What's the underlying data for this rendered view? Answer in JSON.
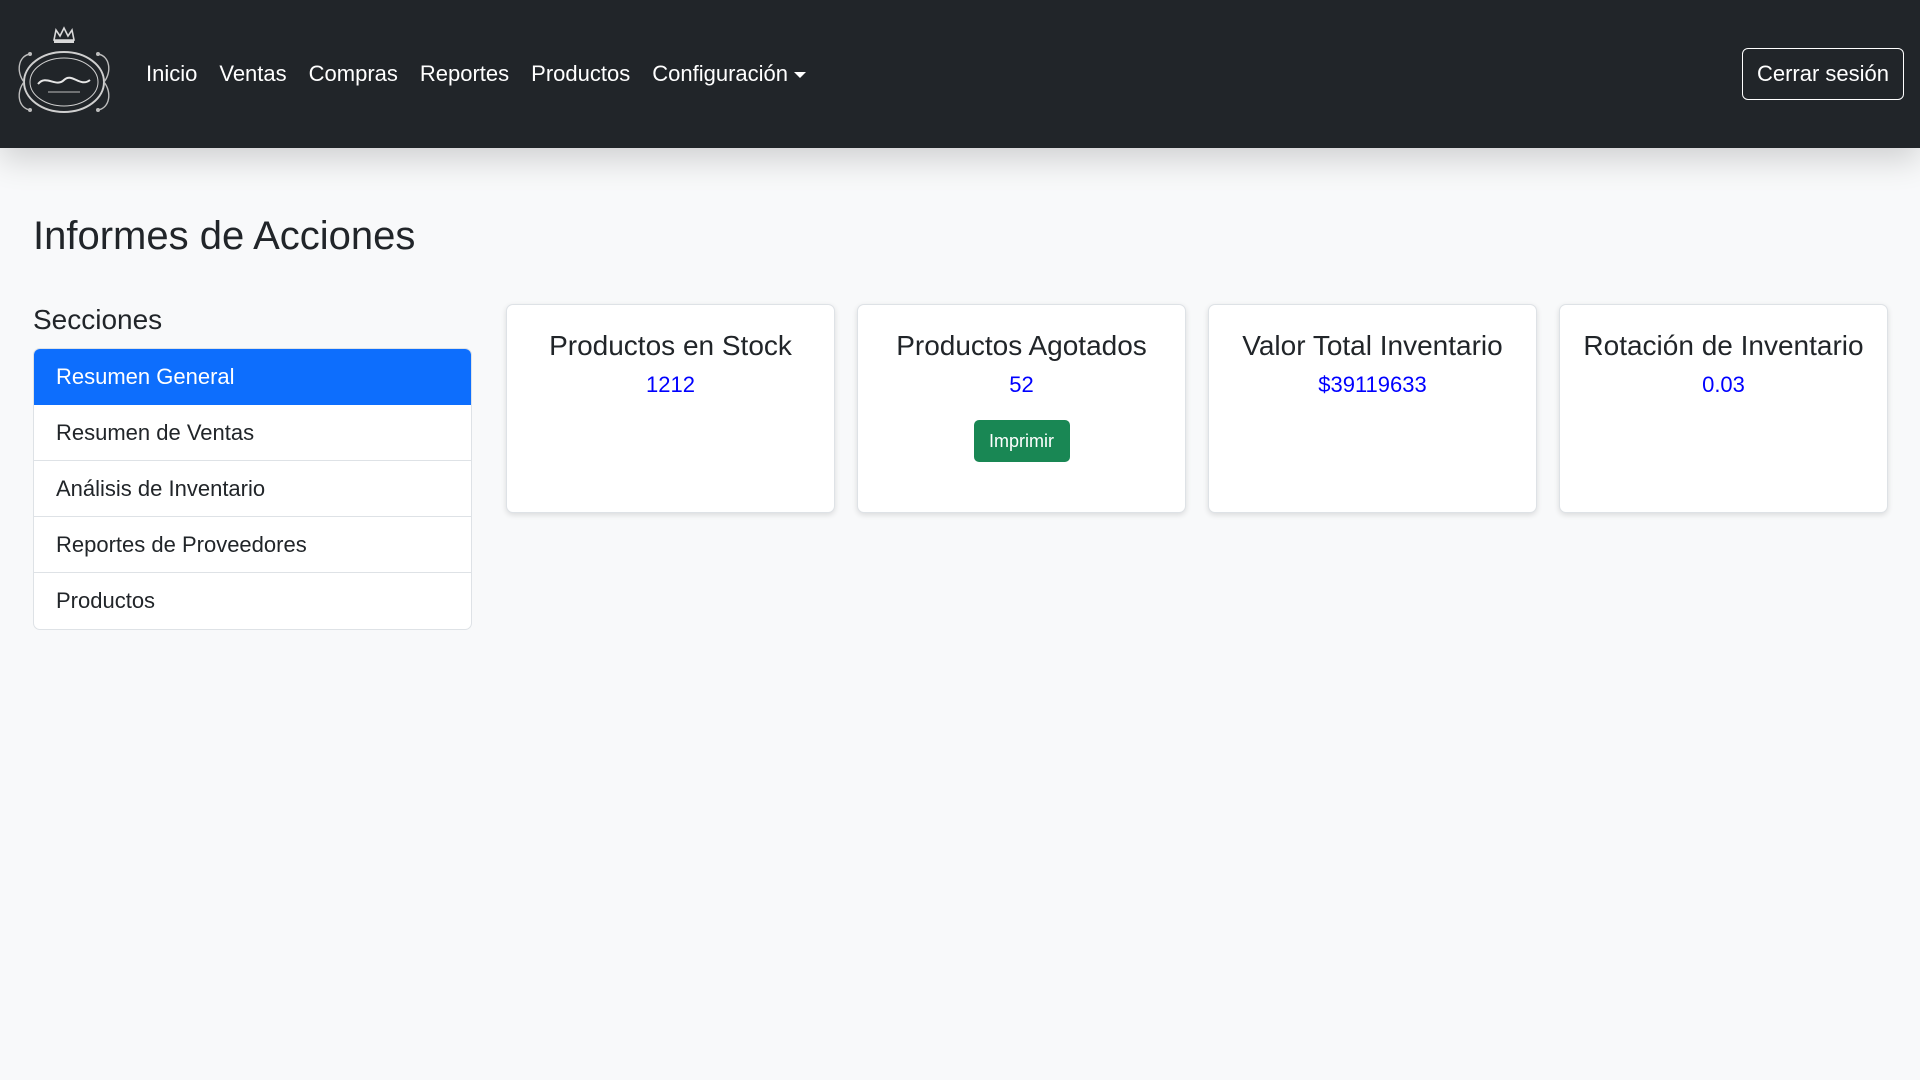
{
  "navbar": {
    "brand_logo": "francheska-logo",
    "links": [
      "Inicio",
      "Ventas",
      "Compras",
      "Reportes",
      "Productos"
    ],
    "config_label": "Configuración",
    "logout_label": "Cerrar sesión"
  },
  "page": {
    "title": "Informes de Acciones",
    "sections_title": "Secciones"
  },
  "sections": [
    {
      "label": "Resumen General",
      "active": true
    },
    {
      "label": "Resumen de Ventas",
      "active": false
    },
    {
      "label": "Análisis de Inventario",
      "active": false
    },
    {
      "label": "Reportes de Proveedores",
      "active": false
    },
    {
      "label": "Productos",
      "active": false
    }
  ],
  "cards": [
    {
      "title": "Productos en Stock",
      "value": "1212"
    },
    {
      "title": "Productos Agotados",
      "value": "52",
      "button": "Imprimir"
    },
    {
      "title": "Valor Total Inventario",
      "value": "$39119633"
    },
    {
      "title": "Rotación de Inventario",
      "value": "0.03"
    }
  ],
  "colors": {
    "navbar_bg": "#212529",
    "active_item": "#0d6efd",
    "value_text": "#0000ff",
    "print_button": "#198754"
  }
}
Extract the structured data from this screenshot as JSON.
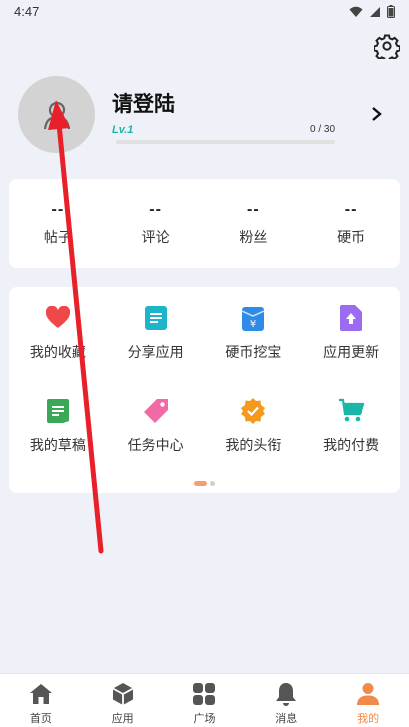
{
  "status_bar": {
    "time": "4:47"
  },
  "profile": {
    "title": "请登陆",
    "level": "Lv.1",
    "progress_text": "0 / 30",
    "progress_fraction": 0
  },
  "stats": [
    {
      "value": "--",
      "label": "帖子"
    },
    {
      "value": "--",
      "label": "评论"
    },
    {
      "value": "--",
      "label": "粉丝"
    },
    {
      "value": "--",
      "label": "硬币"
    }
  ],
  "grid": [
    {
      "label": "我的收藏",
      "icon": "heart-icon",
      "color": "#f04848"
    },
    {
      "label": "分享应用",
      "icon": "share-app-icon",
      "color": "#1cb5c9"
    },
    {
      "label": "硬币挖宝",
      "icon": "coin-treasure-icon",
      "color": "#2f8be6"
    },
    {
      "label": "应用更新",
      "icon": "app-update-icon",
      "color": "#9b6bf2"
    },
    {
      "label": "我的草稿",
      "icon": "draft-icon",
      "color": "#3aa856"
    },
    {
      "label": "任务中心",
      "icon": "task-tag-icon",
      "color": "#f06aa5"
    },
    {
      "label": "我的头衔",
      "icon": "title-badge-icon",
      "color": "#f59a1c"
    },
    {
      "label": "我的付费",
      "icon": "shopping-cart-icon",
      "color": "#1bb7a6"
    }
  ],
  "nav": [
    {
      "label": "首页",
      "icon": "home-icon"
    },
    {
      "label": "应用",
      "icon": "apps-cube-icon"
    },
    {
      "label": "广场",
      "icon": "square-grid-icon"
    },
    {
      "label": "消息",
      "icon": "bell-icon"
    },
    {
      "label": "我的",
      "icon": "person-icon"
    }
  ],
  "colors": {
    "accent": "#f28a4c",
    "level": "#1bb7a6",
    "annotation_arrow": "#e8202a"
  }
}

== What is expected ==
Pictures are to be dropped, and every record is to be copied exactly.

== Solution to this problem ==
What's the underlying data for this rendered view? Answer in JSON.
{
  "navbar": {
    "brand_logo": "francheska-logo",
    "links": [
      "Inicio",
      "Ventas",
      "Compras",
      "Reportes",
      "Productos"
    ],
    "config_label": "Configuración",
    "logout_label": "Cerrar sesión"
  },
  "page": {
    "title": "Informes de Acciones",
    "sections_title": "Secciones"
  },
  "sections": [
    {
      "label": "Resumen General",
      "active": true
    },
    {
      "label": "Resumen de Ventas",
      "active": false
    },
    {
      "label": "Análisis de Inventario",
      "active": false
    },
    {
      "label": "Reportes de Proveedores",
      "active": false
    },
    {
      "label": "Productos",
      "active": false
    }
  ],
  "cards": [
    {
      "title": "Productos en Stock",
      "value": "1212"
    },
    {
      "title": "Productos Agotados",
      "value": "52",
      "button": "Imprimir"
    },
    {
      "title": "Valor Total Inventario",
      "value": "$39119633"
    },
    {
      "title": "Rotación de Inventario",
      "value": "0.03"
    }
  ],
  "colors": {
    "navbar_bg": "#212529",
    "active_item": "#0d6efd",
    "value_text": "#0000ff",
    "print_button": "#198754"
  }
}
Extract the structured data from this screenshot as JSON.
{
  "status_bar": {
    "time": "4:47"
  },
  "profile": {
    "title": "请登陆",
    "level": "Lv.1",
    "progress_text": "0 / 30",
    "progress_fraction": 0
  },
  "stats": [
    {
      "value": "--",
      "label": "帖子"
    },
    {
      "value": "--",
      "label": "评论"
    },
    {
      "value": "--",
      "label": "粉丝"
    },
    {
      "value": "--",
      "label": "硬币"
    }
  ],
  "grid": [
    {
      "label": "我的收藏",
      "icon": "heart-icon",
      "color": "#f04848"
    },
    {
      "label": "分享应用",
      "icon": "share-app-icon",
      "color": "#1cb5c9"
    },
    {
      "label": "硬币挖宝",
      "icon": "coin-treasure-icon",
      "color": "#2f8be6"
    },
    {
      "label": "应用更新",
      "icon": "app-update-icon",
      "color": "#9b6bf2"
    },
    {
      "label": "我的草稿",
      "icon": "draft-icon",
      "color": "#3aa856"
    },
    {
      "label": "任务中心",
      "icon": "task-tag-icon",
      "color": "#f06aa5"
    },
    {
      "label": "我的头衔",
      "icon": "title-badge-icon",
      "color": "#f59a1c"
    },
    {
      "label": "我的付费",
      "icon": "shopping-cart-icon",
      "color": "#1bb7a6"
    }
  ],
  "nav": [
    {
      "label": "首页",
      "icon": "home-icon"
    },
    {
      "label": "应用",
      "icon": "apps-cube-icon"
    },
    {
      "label": "广场",
      "icon": "square-grid-icon"
    },
    {
      "label": "消息",
      "icon": "bell-icon"
    },
    {
      "label": "我的",
      "icon": "person-icon"
    }
  ],
  "colors": {
    "accent": "#f28a4c",
    "level": "#1bb7a6",
    "annotation_arrow": "#e8202a"
  }
}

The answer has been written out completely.